When I first heard of International Men's Day (IMD), I do have to admit I was like, 'Is someone having a laugh?'. I am aware of International Women's Day (8 March) which is a global day celebrating the economic, political and social achievements of women past, present and future. So I thought, do us men really need a day to celebrate our 'economic, political and social achievements of men past, present and future' ? As it turns out International Men's Day focuses 'on men's and boy's health, improving gender relations, promoting gender equality, and highlighting positive male role models.' Which is fine. Count me in. What becomes alarming is what 'promoting gender equality' actually means in this context.
The UK representative for IMD is a gentleman by the name of Glen Poole. Glen is founding editor of InsideMan and the author of Equality for Men whose 'key concern is to explore, understand and address the many ways the world doesn't work for men and boys'. His site lists early deaths, high rate of suicide, lower education and the limited role of some men in fathering. Out of the UK, reports identify that there is a 40 per cent increase in the suicide rate of men between the ages of 45 and 49.
What's interesting about this is that according to psychologist Professor Rory O'Connor, from the University of Glasgow, is that 20 years ago, during the 1990's, it was men in aged their 20's that were those at the highest risk of suicide (taken from Professor Green: Suicide and Me).
Now, the 90's in the UK was very much about 'Lad Culture'. A culture that marked a 'return to hegemonic masculine values of sexism [&] male homosociality' and was embodied in 'men's magazines, such as Maxim, FHM and Loaded'.
I don't think its too much of a stretch to see the link between the absence of sound relationship advice and role modelling for 20-something men from the 90's. Many of whom, now in their 40's, finding themselves without 'the provider and protector role, with a wife and kids' which seems to be the Achilles heal in their (straight men's ? The heteronormativity is prevalent in this discourse too) survival.

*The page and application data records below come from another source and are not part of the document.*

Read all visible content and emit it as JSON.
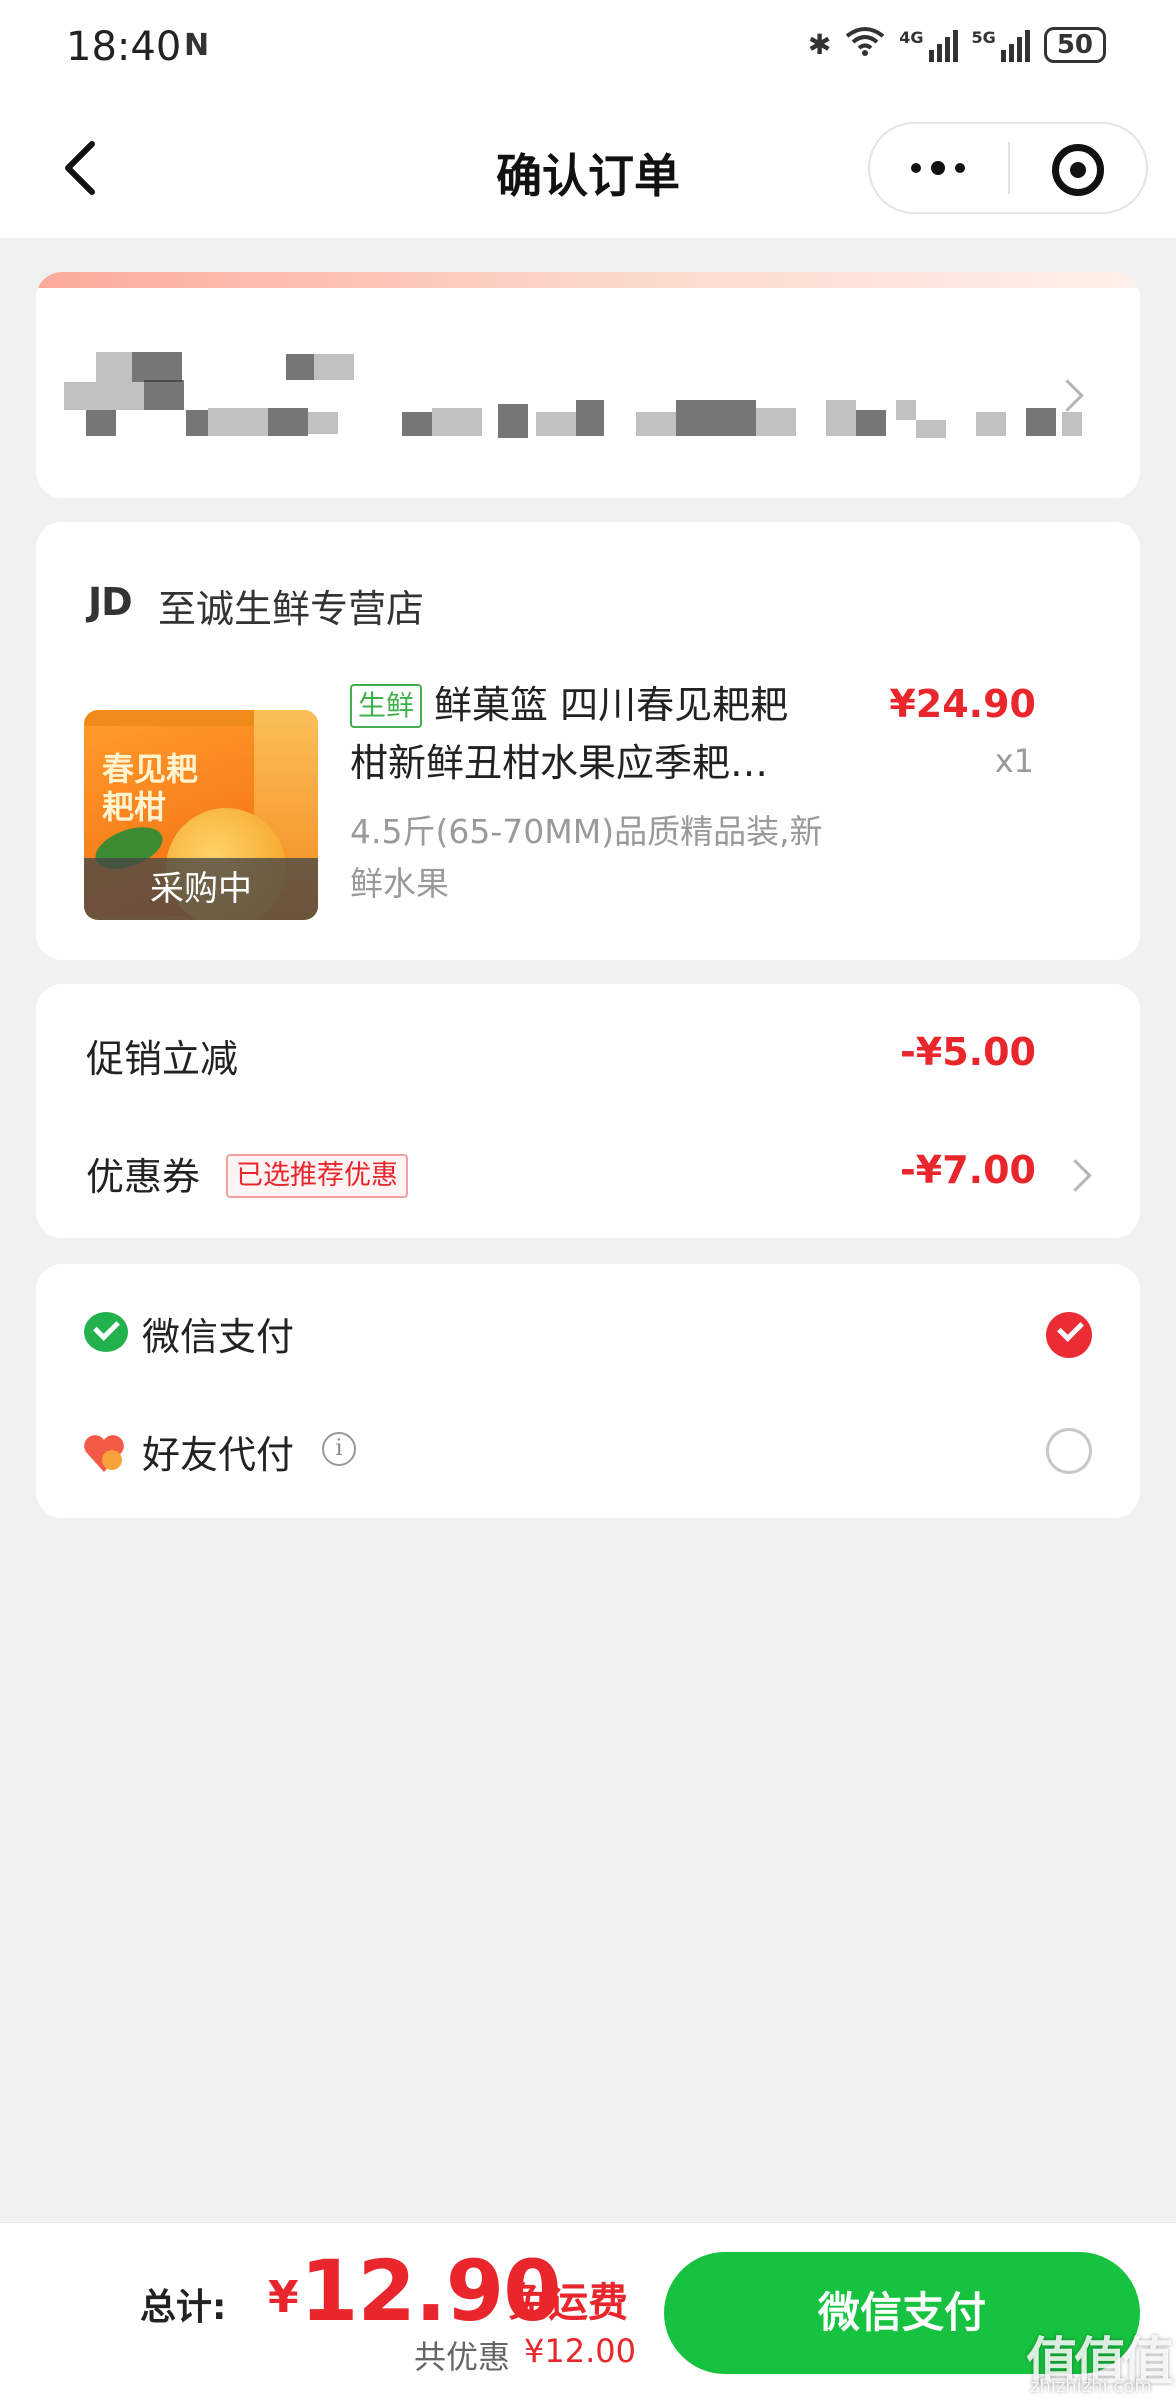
{
  "status_bar": {
    "time": "18:40",
    "nfc": "N",
    "net1": "4G",
    "net2": "5G",
    "battery": "50"
  },
  "nav": {
    "title": "确认订单",
    "more_icon": "more-dots-icon",
    "target_icon": "record-target-icon"
  },
  "shop": {
    "logo": "JD",
    "name": "至诚生鲜专营店"
  },
  "product": {
    "tag": "生鲜",
    "title_line1": "鲜菓篮 四川春见耙耙",
    "title_line2": "柑新鲜丑柑水果应季耙…",
    "spec": "4.5斤(65-70MM)品质精品装,新鲜水果",
    "price": "¥24.90",
    "quantity": "x1",
    "image_box_text": "春见耙耙柑",
    "image_overlay": "采购中"
  },
  "promotions": {
    "promo_label": "促销立减",
    "promo_amount": "-¥5.00",
    "coupon_label": "优惠券",
    "coupon_badge": "已选推荐优惠",
    "coupon_amount": "-¥7.00"
  },
  "payment": {
    "wechat_label": "微信支付",
    "friend_label": "好友代付",
    "info_glyph": "i"
  },
  "bottom": {
    "total_label": "总计:",
    "currency": "¥",
    "total_amount": "12.90",
    "free_shipping": "免运费",
    "saved_label": "共优惠",
    "saved_amount": "¥12.00",
    "pay_button": "微信支付"
  },
  "watermark": {
    "text": "值值值",
    "url": "zhizhizhi.com"
  },
  "colors": {
    "price_red": "#e8262c",
    "wechat_green": "#16c23f",
    "fresh_tag_green": "#3fb04a"
  }
}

Ironically, a previous editor of Loaded magazine, Martin Daubney, is now championing men's rights and opining 'Why does no one care when boys fail at school and middle-aged men kill themselves?' and 'Mansults: the put-downs that are always levelled at straight white males'. Mansults? Janice Turner provides background into Mr Daubney here and some insight into perhaps why he is mansulted (?). But also, I don't recall Loaded ever giving positive relationship advice, positive male role modelling and dad tips. Do you?
A report from good folks at CALM (Campaign Against Living Miserably) last year showed that that suicide had become the biggest cause of death for men (aged 20-49). These high levels of suicide for men across the lifespan worldwide, is both distressing and emotionally charging, and the thing is the suicide of anyone is tragic. However, responding to these suicide needs to be sensible and reflective, and not a conflation of the all issues of the world that men face as being attributable to these deaths. There are no doubt challenges and failings in the systems of family law. But being a man is more than of 'provider and protector role, with a wife and kids'. This kind of mentality and gross sense entitlement to power and control is what I believe has landed men to place they find themselves now. Want to change the system so that it is fair and equitable? Start by being better men, improve gender relations, promote gender equality, and become positive male role models this world so desperately needs. This International Men's Day, walk the talk. Not just shout off at the mouth and shoot from the hip.